I called “the moms” with the news. Both moms had already booked their flights, they were on their way. Our neighbors loaded all of our Christmas presents into their car, along with our daughters and brought them to the hospital. By 9:00 am, we were celebrating Christmas on the floor of Mark’s hospital room. I was praying, begging God, “Please don’t let this be our last Christmas”. Shortly after the presents were opened, Mark’s best friend came to pick up the girls. We had no idea what was going to happen next and we did not want the girls to see it.
December 27th, 2009.
5:50 a.m., they came into the room to get Mark. They were taking him into surgery to remove the tumor from his brain.
December 25, 2010.
We are all smiles. The girls (ages 10 and 13) are sitting on the floor waiting for daddy to pass out their Christmas gifts piled under the tree. I am thanking God for giving us this Christmas. Mark was doing well. He had retired from the Navy in November after a 22 year career. We moved from San Diego and bought our very first home in Iowa. He was on a successful BRAF study. Things were looking up. I was thanking God.
July 14th, 2011.
10:03 p.m., four years after being diagnosed with stage III melanoma, 8 surgeries and 5 failed treatments, my husband died. Mark died at the age of 41. Mark died because of a mole.
It has been almost three years since we lost Mark. I think back to the phone call with Dr. Smith often. I had no idea. Mark had no idea. How could a stupid mole he had his entire life kill him?
I tell people about doing self-skin exams, I tell them about the ABCDE’s of melanoma. I have set up free skin cancer screenings for anyone who wants to come. I warn parents and teens about the risk involved when using tanning beds. I have gone to local schools to talk to students and staff about melanoma. I have planted trees at our local school, so the kids can play on a shaded playground.
I am still fighting melanoma. I promised Mark I would not stop fighting.
– Molly Menard

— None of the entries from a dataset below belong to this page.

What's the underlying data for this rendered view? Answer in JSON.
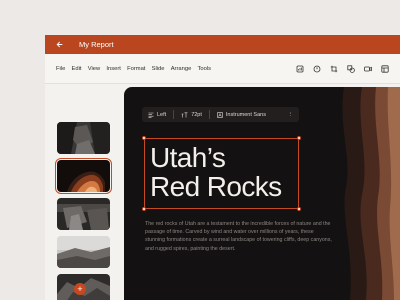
{
  "titlebar": {
    "title": "My Report",
    "back_icon": "arrow-left-icon"
  },
  "menu": [
    "File",
    "Edit",
    "View",
    "Insert",
    "Format",
    "Slide",
    "Arrange",
    "Tools"
  ],
  "tools": [
    "chart-icon",
    "timer-icon",
    "crop-icon",
    "shapes-icon",
    "video-icon",
    "table-icon"
  ],
  "slides": [
    {
      "name": "slide-1",
      "selected": false
    },
    {
      "name": "slide-2",
      "selected": true
    },
    {
      "name": "slide-3",
      "selected": false
    },
    {
      "name": "slide-4",
      "selected": false
    },
    {
      "name": "slide-5",
      "selected": false
    }
  ],
  "add_slide": {
    "label": "+"
  },
  "format_toolbar": {
    "align": "Left",
    "size": "72pt",
    "font": "Instrument Sans",
    "more": "⋮"
  },
  "slide": {
    "heading_line1": "Utah’s",
    "heading_line2": "Red Rocks",
    "body": "The red rocks of Utah are a testament to the incredible forces of nature and the passage of time. Carved by wind and water over millions of years, these stunning formations create a surreal landscape of towering cliffs, deep canyons, and rugged spires, painting the desert."
  },
  "colors": {
    "accent": "#b9461e",
    "canvas": "#131111"
  }
}
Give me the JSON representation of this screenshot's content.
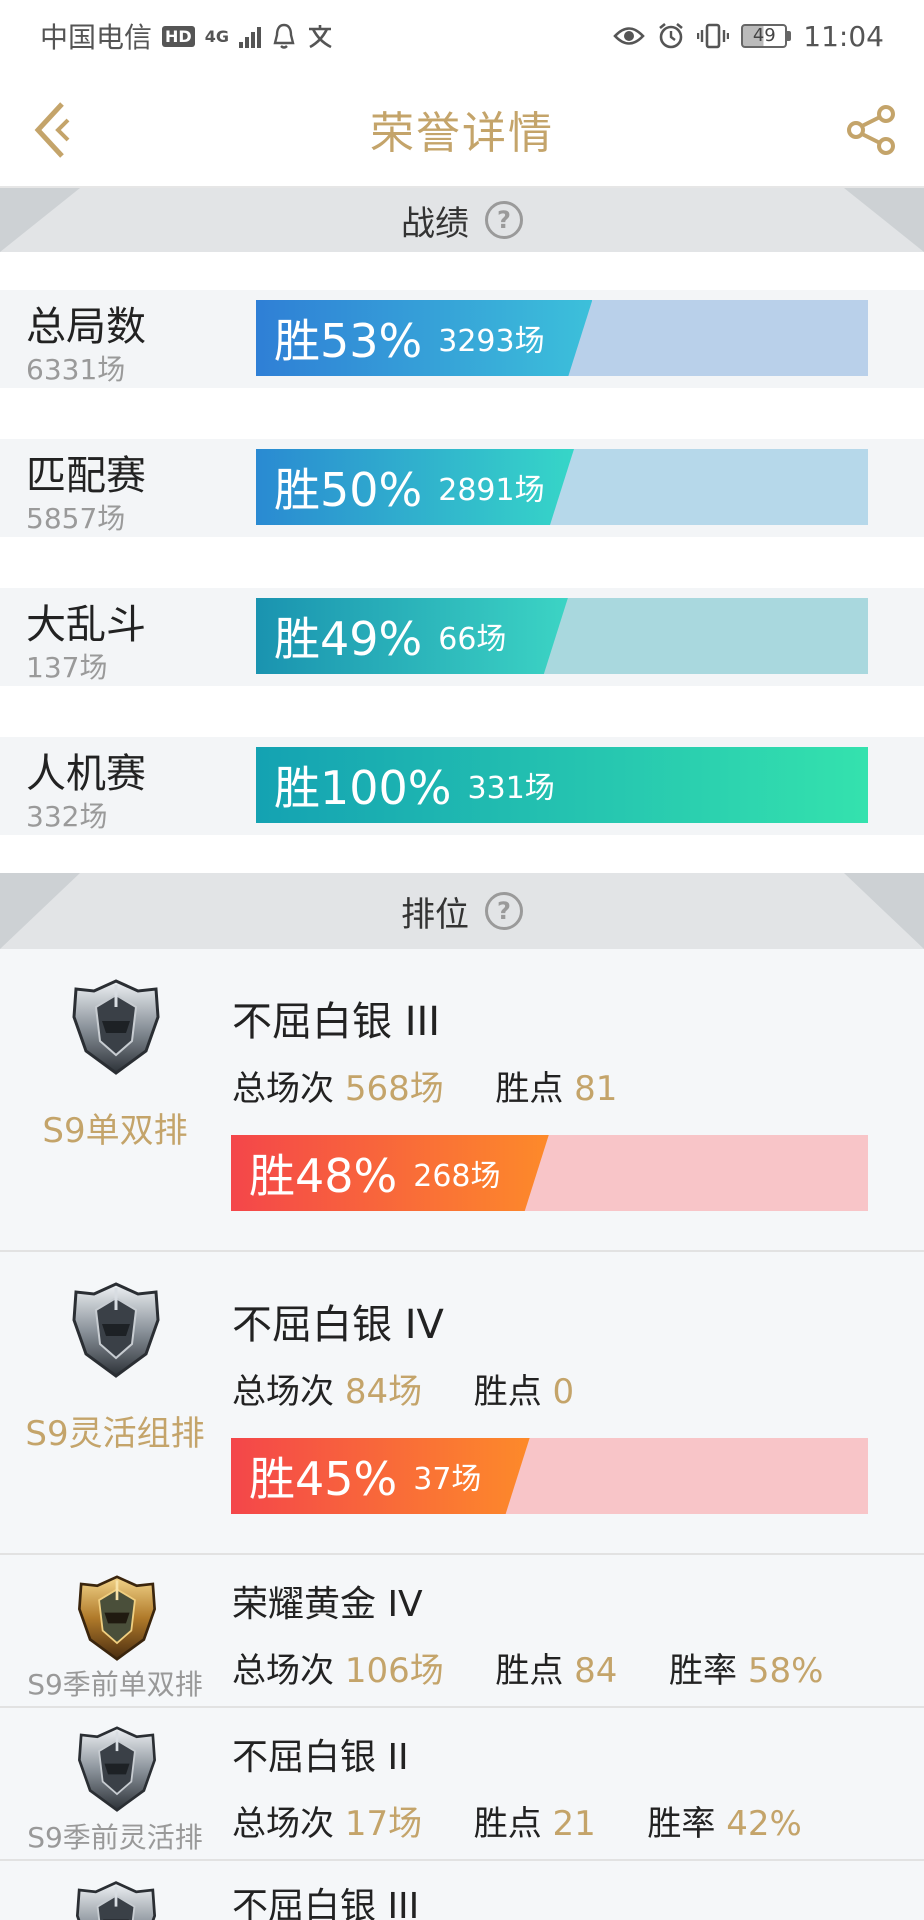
{
  "status_bar": {
    "carrier": "中国电信",
    "hd": "HD",
    "network": "4G",
    "battery": "49",
    "time": "11:04"
  },
  "header": {
    "title": "荣誉详情"
  },
  "stats_section": {
    "title": "战绩",
    "rows": [
      {
        "name": "总局数",
        "count": "6331场",
        "win_rate_text": "胜53%",
        "wins_text": "3293场",
        "win_rate": 0.53,
        "bg": "#b9d0ea",
        "fill_from": "#2f7fd6",
        "fill_to": "#3cc0da"
      },
      {
        "name": "匹配赛",
        "count": "5857场",
        "win_rate_text": "胜50%",
        "wins_text": "2891场",
        "win_rate": 0.5,
        "bg": "#b6d8ea",
        "fill_from": "#2a8ad2",
        "fill_to": "#36d6c8"
      },
      {
        "name": "大乱斗",
        "count": "137场",
        "win_rate_text": "胜49%",
        "wins_text": "66场",
        "win_rate": 0.49,
        "bg": "#a9d8de",
        "fill_from": "#1a93b0",
        "fill_to": "#3cd4c4"
      },
      {
        "name": "人机赛",
        "count": "332场",
        "win_rate_text": "胜100%",
        "wins_text": "331场",
        "win_rate": 1.0,
        "bg": "#a9e6d6",
        "fill_from": "#14a2b2",
        "fill_to": "#34e2ae"
      }
    ]
  },
  "ranked_section": {
    "title": "排位",
    "labels": {
      "total": "总场次",
      "points": "胜点",
      "rate": "胜率"
    },
    "rows": [
      {
        "mode": "S9单双排",
        "tier": "不屈白银 III",
        "total": "568场",
        "points": "81",
        "win_rate_text": "胜48%",
        "wins_text": "268场",
        "win_rate": 0.48,
        "emblem": "silver"
      },
      {
        "mode": "S9灵活组排",
        "tier": "不屈白银 IV",
        "total": "84场",
        "points": "0",
        "win_rate_text": "胜45%",
        "wins_text": "37场",
        "win_rate": 0.45,
        "emblem": "silver"
      },
      {
        "mode": "S9季前单双排",
        "tier": "荣耀黄金 IV",
        "total": "106场",
        "points": "84",
        "rate": "58%",
        "emblem": "gold"
      },
      {
        "mode": "S9季前灵活排",
        "tier": "不屈白银 II",
        "total": "17场",
        "points": "21",
        "rate": "42%",
        "emblem": "silver"
      },
      {
        "tier": "不屈白银 III",
        "emblem": "silver"
      }
    ]
  },
  "icons": {
    "back": "back-chevron-icon",
    "share": "share-icon",
    "help": "help-circle-icon",
    "emblem_silver": "silver-rank-emblem-icon",
    "emblem_gold": "gold-rank-emblem-icon"
  },
  "colors": {
    "accent": "#c4a46a",
    "rank_bar_bg": "#f8c5c8",
    "rank_fill_from": "#f4464a",
    "rank_fill_to": "#fd8a2a"
  }
}
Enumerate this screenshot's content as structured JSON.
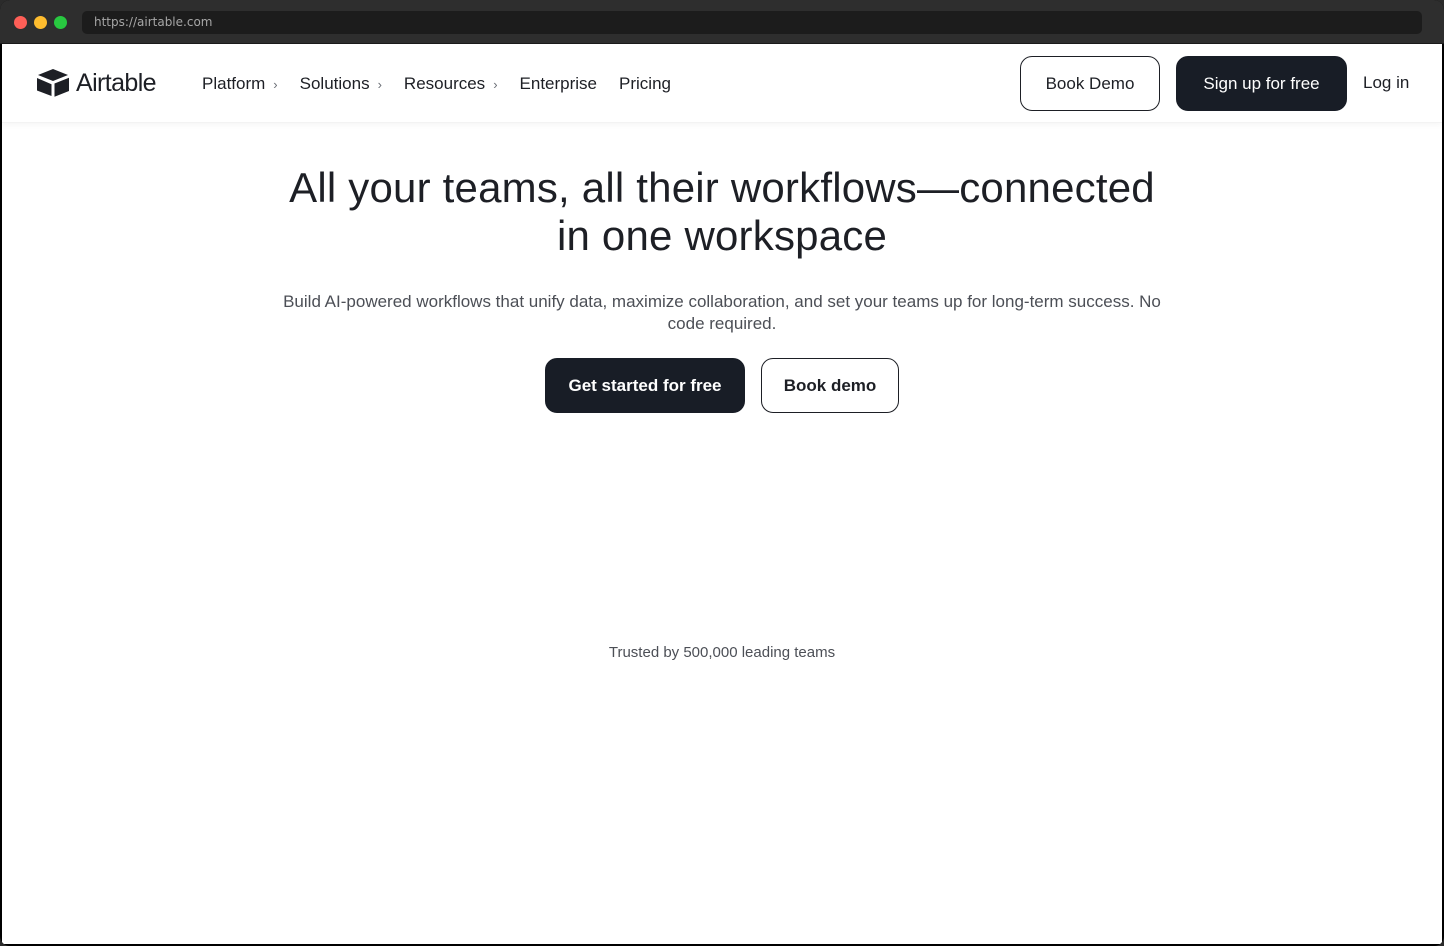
{
  "browser": {
    "url": "https://airtable.com"
  },
  "nav": {
    "brand": "Airtable",
    "links": [
      {
        "label": "Platform",
        "has_submenu": true
      },
      {
        "label": "Solutions",
        "has_submenu": true
      },
      {
        "label": "Resources",
        "has_submenu": true
      },
      {
        "label": "Enterprise",
        "has_submenu": false
      },
      {
        "label": "Pricing",
        "has_submenu": false
      }
    ],
    "book_demo_label": "Book Demo",
    "signup_label": "Sign up for free",
    "login_label": "Log in"
  },
  "hero": {
    "title_line1": "All your teams, all their workflows—connected",
    "title_line2": "in one workspace",
    "subtitle": "Build AI-powered workflows that unify data, maximize collaboration, and set your teams up for long-term success. No code required.",
    "cta_primary": "Get started for free",
    "cta_secondary": "Book demo"
  },
  "social_proof": {
    "text": "Trusted by 500,000 leading teams"
  },
  "colors": {
    "primary_dark": "#181d26",
    "text": "#1d1f25",
    "muted_text": "#4c4f56",
    "background": "#ffffff"
  },
  "icons": {
    "logo": "airtable-logo-icon",
    "submenu": "chevron-right-icon"
  }
}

The below photo is of Molly and her daugher Sarah, taken on Saturday, May 3rd at the Steve Yates Melanoma Awareness Golf Tournament in Waterloo, Iowa. Molly and Sarah held a free skin cancer screening at the event where nearly 50 people were checked for skin cancer by two dermatologists from the University of Iowa, Dr. Amanda Tschetter and Dr. Krishna Mutgi. Keeping that fighting promise to Mark, Molly coordinates a free skin cancer screening each fall in her home town of West Branch, Iowa. This year’s screening is scheduled for Saturday, October 4th.